* What you should do *
The answer must be the full listing, written out exactly.

* Raw data *
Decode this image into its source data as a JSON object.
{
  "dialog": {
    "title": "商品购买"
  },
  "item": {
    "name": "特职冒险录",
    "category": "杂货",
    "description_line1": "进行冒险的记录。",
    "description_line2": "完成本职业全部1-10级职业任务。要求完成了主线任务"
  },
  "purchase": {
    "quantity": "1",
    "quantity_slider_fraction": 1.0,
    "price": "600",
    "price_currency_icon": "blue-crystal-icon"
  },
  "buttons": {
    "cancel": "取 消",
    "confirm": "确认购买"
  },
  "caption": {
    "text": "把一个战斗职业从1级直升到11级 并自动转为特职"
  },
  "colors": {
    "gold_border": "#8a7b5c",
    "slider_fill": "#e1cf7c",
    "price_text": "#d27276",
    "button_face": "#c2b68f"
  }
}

* Solution to this exercise *
Decode this image into its source data as a JSON object.
{
  "dialog": {
    "title": "商品购买"
  },
  "item": {
    "name": "特职冒险录",
    "category": "杂货",
    "description_line1": "进行冒险的记录。",
    "description_line2": "完成本职业全部1-10级职业任务。要求完成了主线任务"
  },
  "purchase": {
    "quantity": "1",
    "quantity_slider_fraction": 1.0,
    "price": "600",
    "price_currency_icon": "blue-crystal-icon"
  },
  "buttons": {
    "cancel": "取 消",
    "confirm": "确认购买"
  },
  "caption": {
    "text": "把一个战斗职业从1级直升到11级 并自动转为特职"
  },
  "colors": {
    "gold_border": "#8a7b5c",
    "slider_fill": "#e1cf7c",
    "price_text": "#d27276",
    "button_face": "#c2b68f"
  }
}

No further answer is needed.